For 13 years of my life I was intimately involved as a patient; not a cancer patient, although the ultimate outcome was, so I am told, the same type of residual nerve damage. It was life threatening many times due to bowel obstructions. My surgical procedures, including ileostomies, colostomies and associated procedures that have left me with little remaining bowel – even my ileum and small bowel was affected 1.7 meters (~5 ft)  How could this happen to a healthy, disease free person who had attended to their self–care far better than most.  I meditated, did yoga,  practised Tai Chi daily, enjoyed my four children and lived my passion. I am also blessed with a vibrant gene pool of long livers most of whom died from old age causes. So – what happened? I had looked after others, cared for my physical self – but in the background a shadow lurked. This “shadow” appeared from time to time but I “thought” I had it under wraps – after all I worked with women with breast cancer specifically in emotional healing!! I understood emotions intellectually, felt them physically yet somehow as a powerful woman and personality, I felt powerless to do anything about a particular group of traumatic events that added up over the decades.

For many years I had been aware of all the “signs” and “messages” in my life and relationship. I taught these concepts but pushed my own significant emotional material into an invisible container hoping that the other attributes of my life would over-ride the issues. Hmmm! How wrong I was!  I was completely vulnerable to the emotional effects of one traumatic incident – I will name it uninvited change. One day; ill-prepared, an incident best described as “the straw that broke the camel’s back” suddenly appeared. My  invisible, shadowy “container” suddenly flowed over manifesting as a overpowering downward force that this time, I could not control or hold back – a experience to which I had no immunity. The power of my own emotions and my vulnerability to experience sudden loss and grief shocked me.  I was also shocked by the absolute authority that my emotions had over both my body and rational mind and my utter lack of control to do anything about it. Intellectually I understood this; but to experience it was a different issue.

 Like many issues in life one never knows grief or loss until one experiences it at that raw primal level. My trigger for this event was a deeply personal one. My partner and husband of twenty- three years had suddenly left the family.  It is no coincidence that my uterus totally prolapsed. A great metaphor for the bottom falling out of my life! This was a direct demonstration of the power of emotions. I had birthed four children, was exceptionally fit and had been told that my pelvic floor was in good condition. My surgeon described my condition as an “emotional prolapse”; he had seen it before! But, it did not end there. Following the subsequent hysterectomy and repair, my rectum and lower bowel became paralysed and did not function again.  Reactions to this whole scenario by friends and colleagues were also interesting. New age friends as expected all talked of karma, causes and astrology as if this occurred because I hadn’t paid taxes in a past life! The more conservative did not know how to handle it and so went into silence and denial but a wise mentor said something helpful and simple to me. She said “Bad things happen to good people you know. Just because we do all these things to promote our health doesn’t mean we are immune to the effects of life!”

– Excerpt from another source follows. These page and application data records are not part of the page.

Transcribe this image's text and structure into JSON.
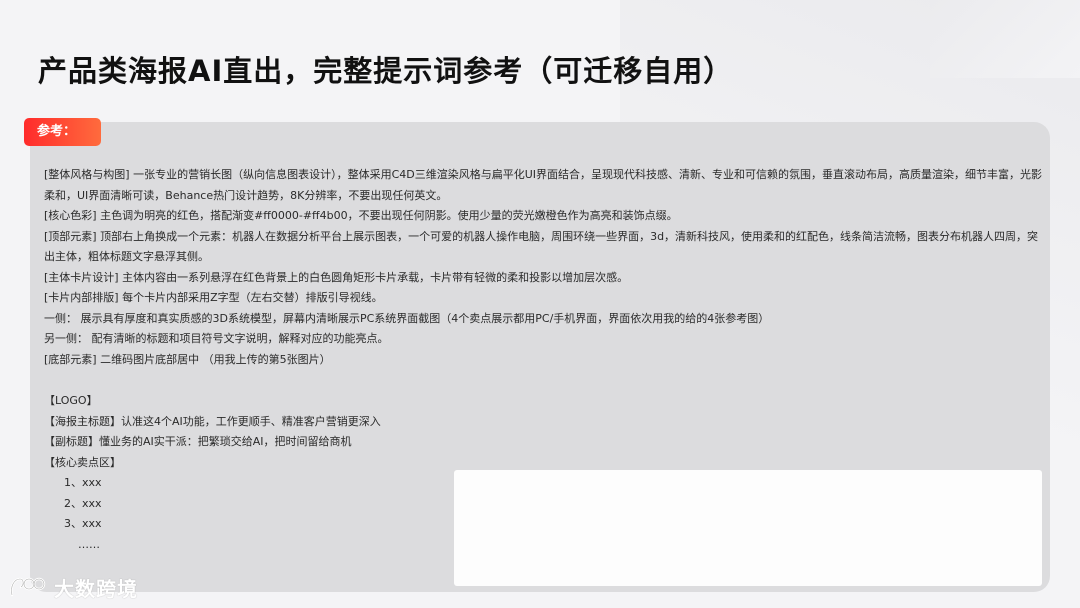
{
  "title": "产品类海报AI直出，完整提示词参考（可迁移自用）",
  "tag_label": "参考：",
  "paragraphs": [
    "[整体风格与构图] 一张专业的营销长图（纵向信息图表设计），整体采用C4D三维渲染风格与扁平化UI界面结合，呈现现代科技感、清新、专业和可信赖的氛围，垂直滚动布局，高质量渲染，细节丰富，光影柔和，UI界面清晰可读，Behance热门设计趋势，8K分辨率，不要出现任何英文。",
    "[核心色彩] 主色调为明亮的红色，搭配渐变#ff0000-#ff4b00，不要出现任何阴影。使用少量的荧光嫩橙色作为高亮和装饰点缀。",
    "[顶部元素] 顶部右上角换成一个元素：机器人在数据分析平台上展示图表，一个可爱的机器人操作电脑，周围环绕一些界面，3d，清新科技风，使用柔和的红配色，线条简洁流畅，图表分布机器人四周，突出主体，粗体标题文字悬浮其侧。",
    "[主体卡片设计] 主体内容由一系列悬浮在红色背景上的白色圆角矩形卡片承载，卡片带有轻微的柔和投影以增加层次感。",
    "[卡片内部排版] 每个卡片内部采用Z字型（左右交替）排版引导视线。",
    "一侧： 展示具有厚度和真实质感的3D系统模型，屏幕内清晰展示PC系统界面截图（4个卖点展示都用PC/手机界面，界面依次用我的给的4张参考图）",
    "另一侧： 配有清晰的标题和项目符号文字说明，解释对应的功能亮点。",
    "[底部元素] 二维码图片底部居中 （用我上传的第5张图片）"
  ],
  "sections": [
    "【LOGO】",
    "【海报主标题】认准这4个AI功能，工作更顺手、精准客户营销更深入",
    "【副标题】懂业务的AI实干派：把繁琐交给AI，把时间留给商机",
    "【核心卖点区】"
  ],
  "list_items": [
    "1、xxx",
    "2、xxx",
    "3、xxx"
  ],
  "ellipsis": "……",
  "brand": "大数跨境",
  "colors": {
    "accent_start": "#ff2b2b",
    "accent_end": "#ff6b3d",
    "panel": "#dcdcde"
  }
}
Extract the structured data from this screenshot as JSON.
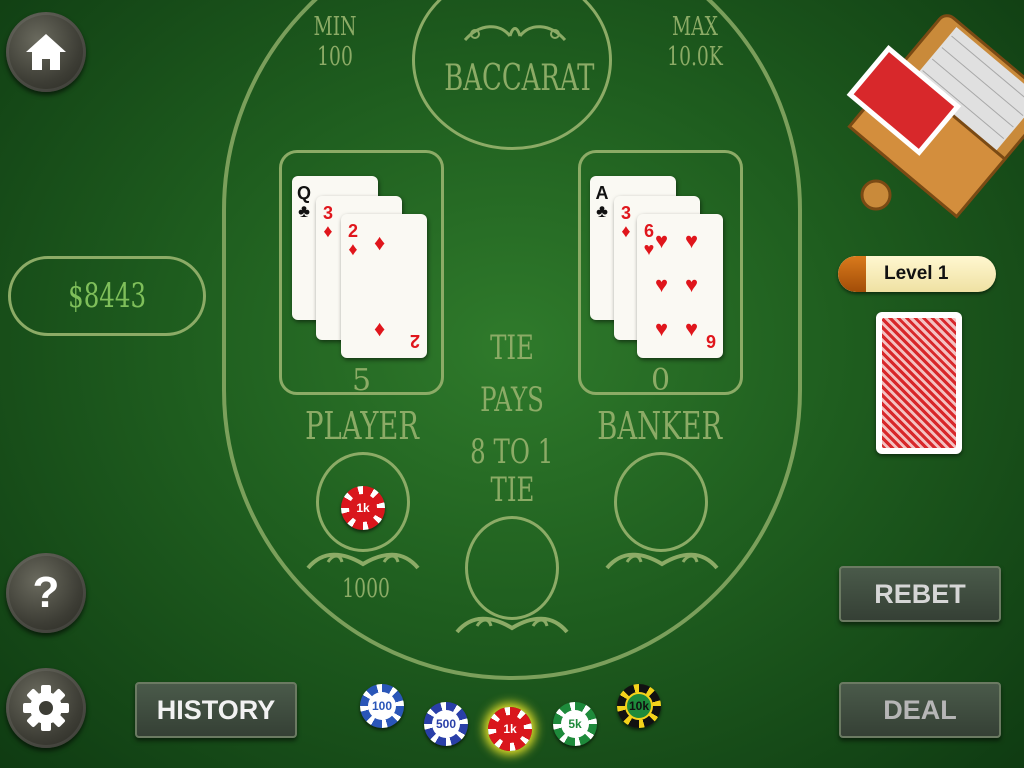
{
  "table": {
    "min_label": "MIN 100",
    "max_label": "MAX 10.0K",
    "title": "BACCARAT",
    "tie_pays_line1": "TIE PAYS",
    "tie_pays_line2": "8 TO 1",
    "player_label": "PLAYER",
    "banker_label": "BANKER",
    "tie_label": "TIE",
    "player_score": "5",
    "banker_score": "0",
    "player_bet_amount": "1000",
    "player_bet_chip": "1k"
  },
  "player_cards": [
    {
      "rank": "Q",
      "suit": "♣",
      "color": "black"
    },
    {
      "rank": "3",
      "suit": "♦",
      "color": "red"
    },
    {
      "rank": "2",
      "suit": "♦",
      "color": "red"
    }
  ],
  "banker_cards": [
    {
      "rank": "A",
      "suit": "♣",
      "color": "black"
    },
    {
      "rank": "3",
      "suit": "♦",
      "color": "red"
    },
    {
      "rank": "6",
      "suit": "♥",
      "color": "red"
    }
  ],
  "balance": "$8443",
  "level": {
    "label": "Level 1",
    "progress": 0.18
  },
  "buttons": {
    "home_icon": "home-icon",
    "help_icon": "question-icon",
    "settings_icon": "gear-icon",
    "history": "HISTORY",
    "rebet": "REBET",
    "deal": "DEAL"
  },
  "chips": [
    {
      "label": "100",
      "color": "#2a56b8",
      "ring": "#ffffff"
    },
    {
      "label": "500",
      "color": "#2a3fa8",
      "ring": "#ffffff"
    },
    {
      "label": "1k",
      "color": "#d9161c",
      "ring": "#ffffff",
      "selected": true
    },
    {
      "label": "5k",
      "color": "#1e8a3b",
      "ring": "#ffffff"
    },
    {
      "label": "10k",
      "color": "#111111",
      "ring": "#f4d21b"
    }
  ],
  "colors": {
    "felt": "#23622a",
    "line": "#8cab66",
    "button_text": "#e6e6e6"
  }
}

 I began to realize at first hand, the loneliness and isolation that can come with a diagnosis and as well, how people’s fear of emotional material caused them to react in surprisingly different ways around me. Their discomfort was palpable. Patients are happy to discuss diet, supplements and stress management – but so many shy away from the power of discussing the truths of their own emotions. I have seen people die rather than disclose a secret or a traumatic event that severely impacted their life. Sometimes family members come to me identifying a place on the patient’s life time-line where they witnessed the impact of an event that changed the way that person could “be” in the world.
To be continued in my next post